Aim of the exercise
Go through the data below and work out how many lines contain "icon"; the answer is the number alone.

Provided data
◇ ◇ ◇ ◇ ◇ ◇ ◇

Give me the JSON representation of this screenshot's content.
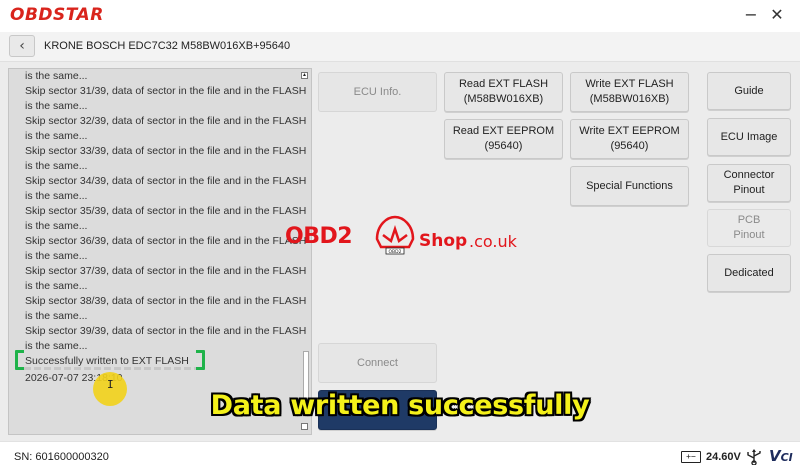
{
  "app": {
    "brand": "OBDSTAR",
    "minimize_icon": "minus-icon",
    "close_icon": "close-icon"
  },
  "header": {
    "back_icon": "chevron-left-icon",
    "title": "KRONE BOSCH EDC7C32 M58BW016XB+95640"
  },
  "log": {
    "lines": [
      "is the same...",
      "Skip sector 31/39, data of sector in the file and in the FLASH",
      "is the same...",
      "Skip sector 32/39, data of sector in the file and in the FLASH",
      "is the same...",
      "Skip sector 33/39, data of sector in the file and in the FLASH",
      "is the same...",
      "Skip sector 34/39, data of sector in the file and in the FLASH",
      "is the same...",
      "Skip sector 35/39, data of sector in the file and in the FLASH",
      "is the same...",
      "Skip sector 36/39, data of sector in the file and in the FLASH",
      "is the same...",
      "Skip sector 37/39, data of sector in the file and in the FLASH",
      "is the same...",
      "Skip sector 38/39, data of sector in the file and in the FLASH",
      "is the same...",
      "Skip sector 39/39, data of sector in the file and in the FLASH",
      "is the same...",
      "Successfully written to EXT FLASH"
    ],
    "timestamp": "2026-07-07 23:18:10"
  },
  "actions": {
    "ecu_info": "ECU Info.",
    "read_ext_flash": [
      "Read EXT FLASH",
      "(M58BW016XB)"
    ],
    "write_ext_flash": [
      "Write EXT FLASH",
      "(M58BW016XB)"
    ],
    "read_ext_eeprom": [
      "Read EXT EEPROM",
      "(95640)"
    ],
    "write_ext_eeprom": [
      "Write EXT EEPROM",
      "(95640)"
    ],
    "special_functions": "Special Functions",
    "connect": "Connect"
  },
  "sidebar": {
    "guide": "Guide",
    "ecu_image": "ECU Image",
    "connector_pinout": [
      "Connector",
      "Pinout"
    ],
    "pcb_pinout": [
      "PCB",
      "Pinout"
    ],
    "dedicated": "Dedicated"
  },
  "watermark": {
    "left": "OBD2",
    "car_plate": "OBD2",
    "right": "Shop",
    "domain": ".co.uk"
  },
  "caption": "Data written successfully",
  "status": {
    "sn": "SN: 601600000320",
    "battery_icon": "battery-icon",
    "voltage": "24.60V",
    "usb_icon": "usb-icon",
    "vci": "VCI"
  },
  "colors": {
    "brand": "#d9241c",
    "highlight": "#1fb34a",
    "caption": "#f4f11a",
    "watermark": "#e2161c"
  }
}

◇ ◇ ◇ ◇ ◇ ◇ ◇

Response for this exercise
5